An Observation: Impressive Stuff

Group behavior intrigues me. No, no…behavior in general intrigues me.

If you think about how you behave alone–say, in your car when your favorite song starts playing on the radio–that’s not necessarily the same type of behavior you would put on display at a company lunch meeting.

When you were a kid, however, you either amplified that type of behavior in front of your friends to try to impress them…or completely suppressed your hidden, burning love of belting out a Gloria Gaynor tune that would become your karaoke anthem in the years ahead and…ahem, yeah. (Moving on.) In other words, you probably tried your best to be anyone but yourself.

Lest I go too far off the psychological deep end with this, though, let’s keep this discussion shallow. For entertainment purposes.

When I was in junior high, my school installed the most impressive machines any of us had ever seen on a school campus–soda machines. At least, it appeared that way. In fact, to see everyone’s reactions, you’d think no one at our school had ever seen a fizzy, carbonated cola drink in a can IN THEIR ENTIRE LIVES.

If they’d been selling these here Bacon sodas, then I’d have been impressed. (Chill at six degrees.)

Kids were running around at lunchtime tossing a football with one hand and hanging on to a soda for dear life with the other one. The lines at the soda machines were longer than the lines for actual lunch. Never mind that most of us brought sodas to school in our bags for later or that lots of kids would show up first thing in the morning with one.

Apparently, the idea of buying one from the new doohickey plugged into the wall was all the rage.

excited national lampoons vacation GIF

I observed this phenomenon as a seventh-grader–as it was happening–yet I still brought quarters from home for the soda machine (I needed all the cool points I could get…I was tired of being picked on).

So…does anyone else out there have an experience or observation that compares to this? Let me know!

As I said, behavior intrigues me.

A Recollection: School Pictures

I had a school picture taken this year so that my mom could have some new refrigerator art.

Never mind that I’m a teacher now; I still think that mothers live for these kinds of things, so it was a kind of daughter’s obligation. Besides, I think it’s time for her to replace some of the old ones.

I’m just waiting on the photo at this point. (I’ll be sure to put my name, age, and grade on the back before I mail it to…you know what, those details really aren’t that important. Never mind. Carry on…)

Waiting. Does anyone else remember that? Waiting? Actually waiting for a photograph to be processed and printed before you can actually see it?

You probably have to think back to your own school pictures for that concept.

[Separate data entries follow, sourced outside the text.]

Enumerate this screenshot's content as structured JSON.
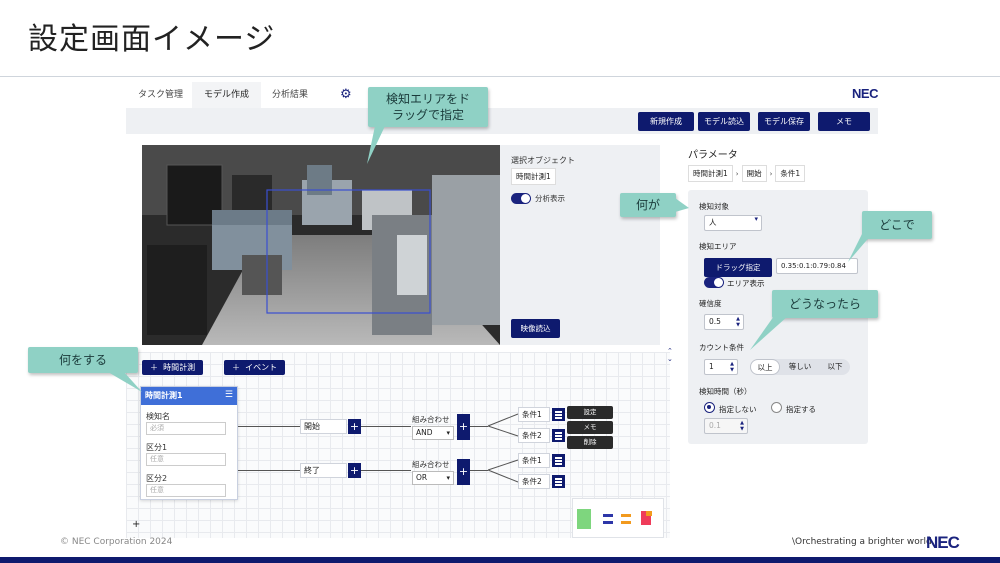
{
  "slide": {
    "title": "設定画面イメージ"
  },
  "tabs": [
    {
      "label": "タスク管理"
    },
    {
      "label": "モデル作成"
    },
    {
      "label": "分析結果"
    }
  ],
  "brand": {
    "small_logo": "NEC",
    "footer_logo": "NEC",
    "tagline": "\\Orchestrating a brighter world",
    "copyright": "© NEC Corporation 2024"
  },
  "toolbar": {
    "new": "新規作成",
    "load": "モデル読込",
    "save": "モデル保存",
    "memo": "メモ"
  },
  "video_panel": {
    "selected_object_label": "選択オブジェクト",
    "selected_object_value": "時間計測1",
    "toggle_label": "分析表示",
    "load_button": "映像読込"
  },
  "flow": {
    "add_time_button": "時間計測",
    "add_event_button": "イベント",
    "node": {
      "title": "時間計測1",
      "fields": [
        {
          "label": "検知名",
          "placeholder": "必須"
        },
        {
          "label": "区分1",
          "placeholder": "任意"
        },
        {
          "label": "区分2",
          "placeholder": "任意"
        }
      ]
    },
    "start_label": "開始",
    "end_label": "終了",
    "combine_label": "組み合わせ",
    "combine_top_value": "AND",
    "combine_bottom_value": "OR",
    "conditions": [
      "条件1",
      "条件2",
      "条件1",
      "条件2"
    ],
    "context_menu": [
      "設定",
      "メモ",
      "削除"
    ],
    "add_canvas": "+"
  },
  "params": {
    "title": "パラメータ",
    "breadcrumb": [
      "時間計測1",
      "開始",
      "条件1"
    ],
    "detect_target_label": "検知対象",
    "detect_target_value": "人",
    "detect_area_label": "検知エリア",
    "drag_button": "ドラッグ指定",
    "area_value": "0.35:0.1:0.79:0.84",
    "area_toggle_label": "エリア表示",
    "confidence_label": "確信度",
    "confidence_value": "0.5",
    "count_label": "カウント条件",
    "count_value": "1",
    "count_options": [
      "以上",
      "等しい",
      "以下"
    ],
    "time_label": "検知時間（秒）",
    "time_options": [
      "指定しない",
      "指定する"
    ],
    "time_value": "0.1"
  },
  "callouts": {
    "area": "検知エリアをド\nラッグで指定",
    "what": "何が",
    "where": "どこで",
    "how": "どうなったら",
    "do": "何をする"
  },
  "colors": {
    "navy": "#0e1a6e",
    "callout": "#8fd1c5",
    "node_header": "#3f6fd8"
  }
}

Yes, every fall, for one magical day, everyone would dress in their finest and line up for a moment sure to be frozen on the outside of the refrigerator for years to come. You’d stand in line with everyone else from your class as the teacher would walk down the row with disposable plastic combs–gotta get that hair under control because the photographer only gets one shot at refrigerator immortality–and take your seat when it was your turn. Fifteen seconds of, “Okay, sweetheart…turn your head this way, now look up, no…your other up…okay, tilt to the right…other right…your right…THERE…perfect…don’t move…now, look at Big Bird and smile! Thank you…NEXT!”

Kindergarten. A classic piece for the Garland refrigerator door. It’s probably still on some distant relative’s refrigerator. You know…the one who will call one of my parents in a few years and ask when I’ll be going off to college.

If you blinked–or, even worse…sneezed–you had to hope that your parents would be okay with letting you do the re-take when they came back to town to catch up with the kids they missed that day. (These photos went straight to the yearbook, you see. On film, you only had one chance to try to look relatively normal. I did re-takes twice–after much begging–attempting to look less like a deer in the headlights.)

After a few years, you start figuring out that you can still wear jeans as long as you wear your good shirt. Unless, of course, you just really like wearing the entire ensemble. I’d always heard that Paul Harvey hosted his radio show while wearing a suit and tie because he felt he did a better job while being dressed professionally, even though he knew no one in his audience would see him.

In the sixth grade, wearing the full ensemble has little to do with professionalism. However, this outfit did have a matching skirt that I LOVED at the time. Yes, I was wearing it. No, no one tried to stop me.

By the time you get to junior high school, you usually have at least one year that you completely forget about picture day being on the calendar. My brother wore a white t-shirt one of those years, and because our school yearbooks were printed in black and white, everything from his neck down disappeared. (I don’t have a copy of it, so I’ll just write what the old yearbooks used to print. NO PHOTO AVAILABLE.)

However yours tended to look, I think we can all agree it was a little bit of an adventure…waiting to find out how your school picture turned out. Did I smile too big? Did I not smile at all? Was there something in my teeth?

I’m still living out my little adventure by waiting on mine, so I’ll let you know if I blinked before it makes its way to Mom’s refrigerator.